Leonard Bernstein (Aug. 25, 1918 – Oct. 14, 1990) was the first American-born leader of a major American orchestra. A globe-trotting conductor, he was a composer whose works included the Broadway classic West Side Story.
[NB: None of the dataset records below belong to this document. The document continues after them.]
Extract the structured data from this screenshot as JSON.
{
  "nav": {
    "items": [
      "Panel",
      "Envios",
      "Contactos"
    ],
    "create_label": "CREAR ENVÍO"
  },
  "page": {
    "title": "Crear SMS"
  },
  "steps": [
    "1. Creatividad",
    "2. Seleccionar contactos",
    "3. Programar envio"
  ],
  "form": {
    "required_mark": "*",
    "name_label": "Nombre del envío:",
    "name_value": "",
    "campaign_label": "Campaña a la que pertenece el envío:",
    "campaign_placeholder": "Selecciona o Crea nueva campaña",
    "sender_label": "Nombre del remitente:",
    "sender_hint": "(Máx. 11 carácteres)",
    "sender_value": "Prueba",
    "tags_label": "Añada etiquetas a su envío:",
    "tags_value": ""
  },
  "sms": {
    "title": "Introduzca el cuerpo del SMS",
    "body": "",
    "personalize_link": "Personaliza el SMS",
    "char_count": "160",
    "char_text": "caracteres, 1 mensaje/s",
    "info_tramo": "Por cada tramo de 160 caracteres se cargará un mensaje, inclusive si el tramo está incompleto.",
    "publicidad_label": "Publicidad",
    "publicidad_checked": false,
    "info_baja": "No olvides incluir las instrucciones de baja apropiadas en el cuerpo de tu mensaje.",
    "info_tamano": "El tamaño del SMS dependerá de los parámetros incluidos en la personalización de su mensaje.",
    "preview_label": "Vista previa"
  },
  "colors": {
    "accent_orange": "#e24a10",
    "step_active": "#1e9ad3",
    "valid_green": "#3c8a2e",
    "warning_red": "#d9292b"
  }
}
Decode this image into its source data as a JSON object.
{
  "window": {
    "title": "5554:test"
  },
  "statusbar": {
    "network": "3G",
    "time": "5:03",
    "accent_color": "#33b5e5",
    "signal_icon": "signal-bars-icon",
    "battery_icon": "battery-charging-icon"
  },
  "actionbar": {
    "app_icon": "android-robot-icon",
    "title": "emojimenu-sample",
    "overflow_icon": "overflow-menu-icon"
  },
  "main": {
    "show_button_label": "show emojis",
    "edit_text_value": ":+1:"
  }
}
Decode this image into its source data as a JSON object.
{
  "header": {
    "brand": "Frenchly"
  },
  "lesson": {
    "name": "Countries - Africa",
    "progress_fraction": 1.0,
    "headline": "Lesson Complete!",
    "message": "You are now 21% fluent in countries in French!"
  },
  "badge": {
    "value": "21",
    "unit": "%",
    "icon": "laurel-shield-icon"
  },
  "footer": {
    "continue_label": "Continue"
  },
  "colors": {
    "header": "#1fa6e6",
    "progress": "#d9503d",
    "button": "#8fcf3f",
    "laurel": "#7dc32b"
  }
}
Bernstein was also passionately devoted to music education and brought his ideas about that to the infant medium of television in the 1950s.
He occasionally was a controversial personality who wore his liberal politics on his sleeve.
Twenty years after his death, AARP takes a look at this figure who loomed large over the world of American culture in the 20th century.
Independent radio producer Steve Rowland has this audio appreciation.